Stored data:
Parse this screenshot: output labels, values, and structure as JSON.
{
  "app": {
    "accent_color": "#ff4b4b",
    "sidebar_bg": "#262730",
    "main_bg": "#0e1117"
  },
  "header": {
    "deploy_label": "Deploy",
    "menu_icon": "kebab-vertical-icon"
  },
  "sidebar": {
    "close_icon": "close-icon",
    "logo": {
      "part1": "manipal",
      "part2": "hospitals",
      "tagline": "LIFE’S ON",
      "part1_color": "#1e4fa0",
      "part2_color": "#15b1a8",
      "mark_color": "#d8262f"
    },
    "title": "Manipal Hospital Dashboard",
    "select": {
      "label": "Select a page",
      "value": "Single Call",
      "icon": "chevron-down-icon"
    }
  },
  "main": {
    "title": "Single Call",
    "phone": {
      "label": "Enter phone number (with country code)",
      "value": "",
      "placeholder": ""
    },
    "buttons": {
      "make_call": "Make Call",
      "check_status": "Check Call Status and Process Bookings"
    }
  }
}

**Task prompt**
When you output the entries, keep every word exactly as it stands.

**Result below**
Parse this screenshot: output labels, values, and structure as JSON.
{
  "app": {
    "accent_color": "#ff4b4b",
    "sidebar_bg": "#262730",
    "main_bg": "#0e1117"
  },
  "header": {
    "deploy_label": "Deploy",
    "menu_icon": "kebab-vertical-icon"
  },
  "sidebar": {
    "close_icon": "close-icon",
    "logo": {
      "part1": "manipal",
      "part2": "hospitals",
      "tagline": "LIFE’S ON",
      "part1_color": "#1e4fa0",
      "part2_color": "#15b1a8",
      "mark_color": "#d8262f"
    },
    "title": "Manipal Hospital Dashboard",
    "select": {
      "label": "Select a page",
      "value": "Single Call",
      "icon": "chevron-down-icon"
    }
  },
  "main": {
    "title": "Single Call",
    "phone": {
      "label": "Enter phone number (with country code)",
      "value": "",
      "placeholder": ""
    },
    "buttons": {
      "make_call": "Make Call",
      "check_status": "Check Call Status and Process Bookings"
    }
  }
}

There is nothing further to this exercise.